▸ **ABOUT THIS TASK**
Gather the lines below that include the string "selected", copying each in full.

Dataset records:
━━━━━━
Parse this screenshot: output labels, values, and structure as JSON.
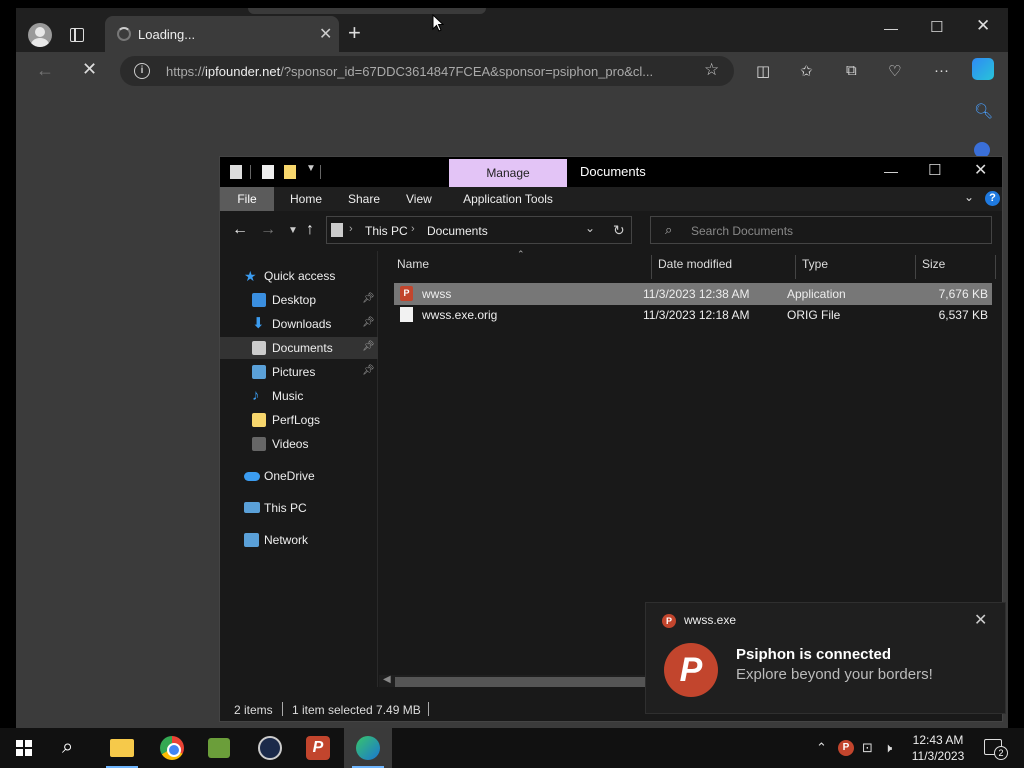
{
  "browser": {
    "tab_title": "Loading...",
    "url_domain": "ipfounder.net",
    "url_prefix": "https://",
    "url_rest": "/?sponsor_id=67DDC3614847FCEA&sponsor=psiphon_pro&cl..."
  },
  "explorer": {
    "title": "Documents",
    "ribbon": {
      "manage": "Manage",
      "file": "File",
      "home": "Home",
      "share": "Share",
      "view": "View",
      "app_tools": "Application Tools"
    },
    "breadcrumb": [
      "This PC",
      "Documents"
    ],
    "search_placeholder": "Search Documents",
    "nav": {
      "quick_access": "Quick access",
      "desktop": "Desktop",
      "downloads": "Downloads",
      "documents": "Documents",
      "pictures": "Pictures",
      "music": "Music",
      "perflogs": "PerfLogs",
      "videos": "Videos",
      "onedrive": "OneDrive",
      "this_pc": "This PC",
      "network": "Network"
    },
    "columns": {
      "name": "Name",
      "date": "Date modified",
      "type": "Type",
      "size": "Size"
    },
    "files": [
      {
        "name": "wwss",
        "date": "11/3/2023 12:38 AM",
        "type": "Application",
        "size": "7,676 KB",
        "selected": true
      },
      {
        "name": "wwss.exe.orig",
        "date": "11/3/2023 12:18 AM",
        "type": "ORIG File",
        "size": "6,537 KB",
        "selected": false
      }
    ],
    "status": {
      "items": "2 items",
      "selected": "1 item selected  7.49 MB"
    }
  },
  "toast": {
    "app_name": "wwss.exe",
    "title": "Psiphon is connected",
    "message": "Explore beyond your borders!",
    "logo_letter": "P"
  },
  "taskbar": {
    "time": "12:43 AM",
    "date": "11/3/2023",
    "notification_count": "2"
  }
}
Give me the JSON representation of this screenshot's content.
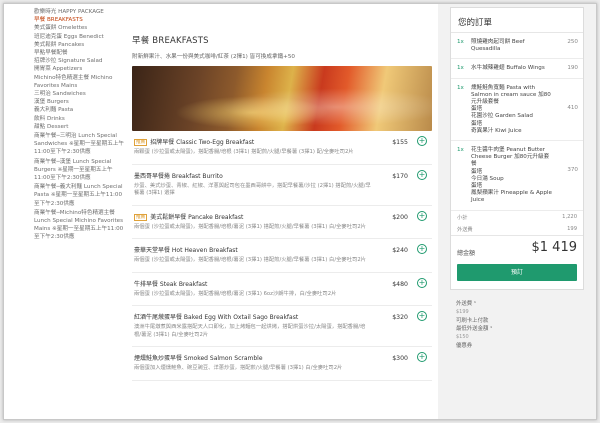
{
  "sidebar": {
    "items": [
      {
        "label": "歡樂時光 HAPPY PACKAGE",
        "active": false
      },
      {
        "label": "早餐 BREAKFASTS",
        "active": true
      },
      {
        "label": "美式蛋餅 Omelettes",
        "active": false
      },
      {
        "label": "班尼迪克蛋 Eggs Benedict",
        "active": false
      },
      {
        "label": "美式鬆餅 Pancakes",
        "active": false
      },
      {
        "label": "早點早餐配餐",
        "active": false
      },
      {
        "label": "招牌沙拉 Signature Salad",
        "active": false
      },
      {
        "label": "開胃菜 Appetizers",
        "active": false
      },
      {
        "label": "Michino特色精選主餐 Michino Favorites Mains",
        "active": false
      },
      {
        "label": "三明治 Sandwiches",
        "active": false
      },
      {
        "label": "漢堡 Burgers",
        "active": false
      },
      {
        "label": "義大利麵 Pasta",
        "active": false
      },
      {
        "label": "飲料 Drinks",
        "active": false
      },
      {
        "label": "甜點 Dessert",
        "active": false
      },
      {
        "label": "商業午餐─三明治 Lunch Special Sandwiches ※星期一至星期五上午11:00至下午2:30供應",
        "active": false
      },
      {
        "label": "商業午餐─漢堡 Lunch Special Burgers ※星期一至星期五上午11:00至下午2:30供應",
        "active": false
      },
      {
        "label": "商業午餐─義大利麵 Lunch Special Pasta ※星期一至星期五上午11:00至下午2:30供應",
        "active": false
      },
      {
        "label": "商業午餐─Michino特色精選主餐 Lunch Special Michino Favorites Mains ※星期一至星期五上午11:00至下午2:30供應",
        "active": false
      }
    ]
  },
  "menu": {
    "title": "早餐 BREAKFASTS",
    "description": "附新鮮果汁、水果一份與美式咖啡/紅茶 (2擇1) 皆可換成拿鐵+50",
    "badge_label": "推薦",
    "items": [
      {
        "name": "招牌早餐 Classic Two-Egg Breakfast",
        "badge": true,
        "desc": "兩顆蛋 (沙拉蛋或太陽蛋)，搭配香腸/培根 (3擇1) 搭配煎/火腿/早餐薯 (3擇1) 配/全麥吐司2片",
        "price": "$155"
      },
      {
        "name": "墨西哥早餐捲 Breakfast Burrito",
        "badge": false,
        "desc": "炒蛋、美式炒蛋、青椒、紅椒、洋蔥與起司包在墨西哥餅中，搭配早餐薯/沙拉 (2擇1) 搭配煎/火腿/早餐薯 (3擇1) 選擇",
        "price": "$170"
      },
      {
        "name": "美式鬆餅早餐 Pancake Breakfast",
        "badge": true,
        "desc": "兩個蛋 (沙拉蛋或太陽蛋)，搭配香腸/培根/薯泥 (3擇1) 搭配煎/火腿/早餐薯 (3擇1) 白/全麥吐司2片",
        "price": "$200"
      },
      {
        "name": "豪華天堂早餐 Hot Heaven Breakfast",
        "badge": false,
        "desc": "兩個蛋 (沙拉蛋或太陽蛋)，搭配香腸/培根/薯泥 (3擇1) 搭配煎/火腿/早餐薯 (3擇1) 白/全麥吐司2片",
        "price": "$240"
      },
      {
        "name": "牛排早餐 Steak Breakfast",
        "badge": false,
        "desc": "兩個蛋 (沙拉蛋或太陽蛋)，搭配香腸/培根/薯泥 (3擇1) 6oz沙朗牛排，白/全麥吐司2片",
        "price": "$480"
      },
      {
        "name": "紅酒牛尾燉蛋早餐 Baked Egg With Oxtail Sago Breakfast",
        "badge": false,
        "desc": "澳洲牛尾燉煮與西米露搭配天人口即化，加上烤麵包一起烘烤，搭配烘蛋沙拉/太陽蛋，搭配香腸/培根/薯泥 (3擇1) 白/全麥吐司2片",
        "price": "$320"
      },
      {
        "name": "煙燻鮭魚炒蛋早餐 Smoked Salmon Scramble",
        "badge": false,
        "desc": "兩個蛋加入煙燻鮭魚、碗豆豌豆、洋蔥炒蛋，搭配煎/火腿/早餐薯 (3擇1) 白/全麥吐司2片",
        "price": "$300"
      }
    ]
  },
  "order": {
    "title": "您的訂單",
    "items": [
      {
        "qty": "1x",
        "name": "照燒雞肉起司餅 Beef Quesadilla",
        "price": "250"
      },
      {
        "qty": "1x",
        "name": "水牛城辣雞翅 Buffalo Wings",
        "price": "190"
      },
      {
        "qty": "1x",
        "name": "燻鮭鮭魚寬麵 Pasta with Salmon in cream sauce 加80元升級套餐\n蛋塔\n花園沙拉 Garden Salad\n蛋塔\n奇異果汁 Kiwi Juice",
        "price": "410"
      },
      {
        "qty": "1x",
        "name": "花生醬牛肉堡 Peanut Butter Cheese Burger 加80元升級套餐\n蛋塔\n今日湯 Soup\n蛋塔\n鳳梨蘋果汁 Pineapple & Apple Juice",
        "price": "370"
      }
    ],
    "subtotal_label": "小計",
    "subtotal": "1,220",
    "delivery_label": "外送費",
    "delivery": "199",
    "total_label": "總金額",
    "total": "$1 419",
    "checkout_label": "預訂"
  },
  "meta": {
    "fee_label": "外送費 ¹",
    "fee_value": "$199",
    "payment_label": "可刷卡上付款",
    "min_label": "最低外送金額 ¹",
    "min_value": "$150",
    "coupon_label": "優惠券"
  },
  "colors": {
    "accent": "#1f9a6e",
    "active_nav": "#c2410c",
    "badge": "#e0a23a"
  }
}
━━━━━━
▸ **SOLVED EXERCISE**
        "selected": true
        "selected": false
      "selected": "1 item selected  7.49 MB"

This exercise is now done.